If the weather was bad, I’d stay inside and set up a battalion of green plastic soldiers on the dining room floor, then mow ‘em down repeatedly with my Marx Howitzer cannon, which fired plastic shells. It was hard to tell the enemy apart from my own men. But I never killed a woman. Because there were no female green plastic soldiers. But all that is about to change.
At the request of a little girl from Arkansas, BMC Toys, based in Scranton, will begin manufacturing female Green Army Men (the name is a trademark) in time for Christmas 2020 distribution. Six-year-old Vivian Lord’s hand-printed letter moved BMC owner Jeff Imel, who will have to pay a designer and have molds made for production.
“Why do you not make girl army men?” Vivian wrote. “I saw the pink ones but those are girls and people in the army don’t wear pink.

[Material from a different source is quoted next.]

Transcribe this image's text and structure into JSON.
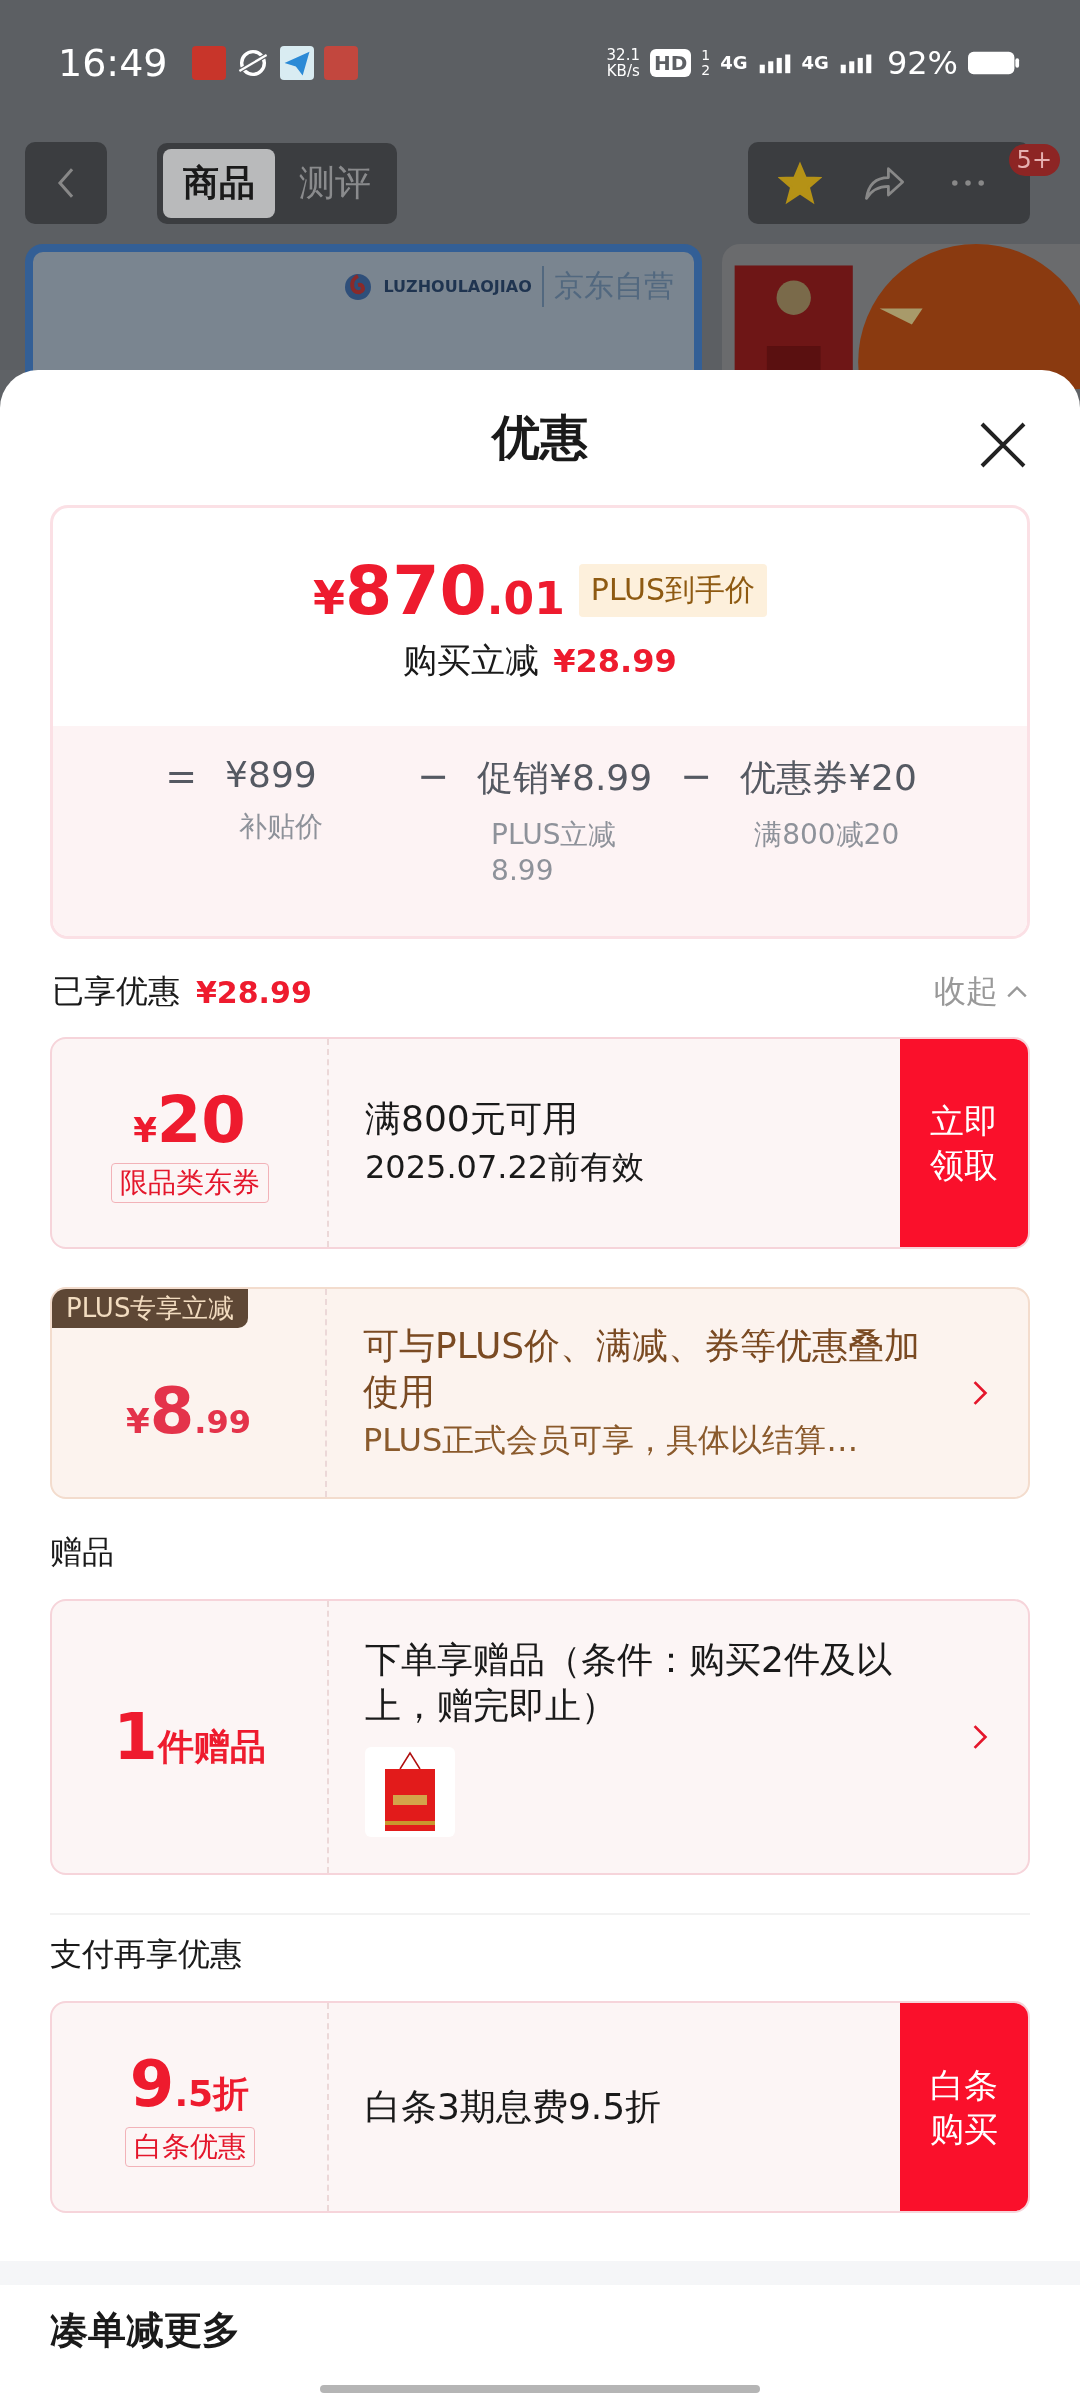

Some girls don’t like pink so please can you make army girls that look like women. I would play with them every day and my friends would, too.”
Imel says a few people over the years have asked why his company didn’t make female plastic soldiers. But never a child. It swayed him. Imel also notes that some customers resisted the idea, noting that toy soldier sets are meant to depict troops as they were during World War II, when women did not serve in combat roles. But times have changed.
BMC will release the female soldiers in their own set, to be called Plastic Army Women, in 2020. Although this does, indeed, reflect the contemporary army, segregating the troops into “his” and “hers” bags sends a somewhat contradictory message about equality, I think. Will it encourage girls to set up their female phalanxes separately? If killed in battle – or, say, chewed up by a rogue Cocker Spaniel – will plastic female warriors be laid to rest in separate, gender-specific trash bags, or will they be combined with their male counterparts in a consecrated coed Hefty bag?
So I’m not sure how I feel about the establishment of separate-but-equal female expeditionary force. Part of me – the part that never had to be schooled on the equality of women in everything and their superiority in many things – says, “Why not?” Yet a bigger part of me wishes that this was one walk of death to which women would not aspire. I see gun shop billboards showing an attractive brunette pointing her snub-nosed revolver at me on the highway. I view it not as empowerment, but as a tool using sexuality to attract men to gun shops.
Yeah … women like guns, too. Meghan McCain says, “I won’t live in a world without guns.”
Yet she is comfortable having every possibility of dying in a world with them.
Not me. No Green Army Women.
My opinion is set in plastic.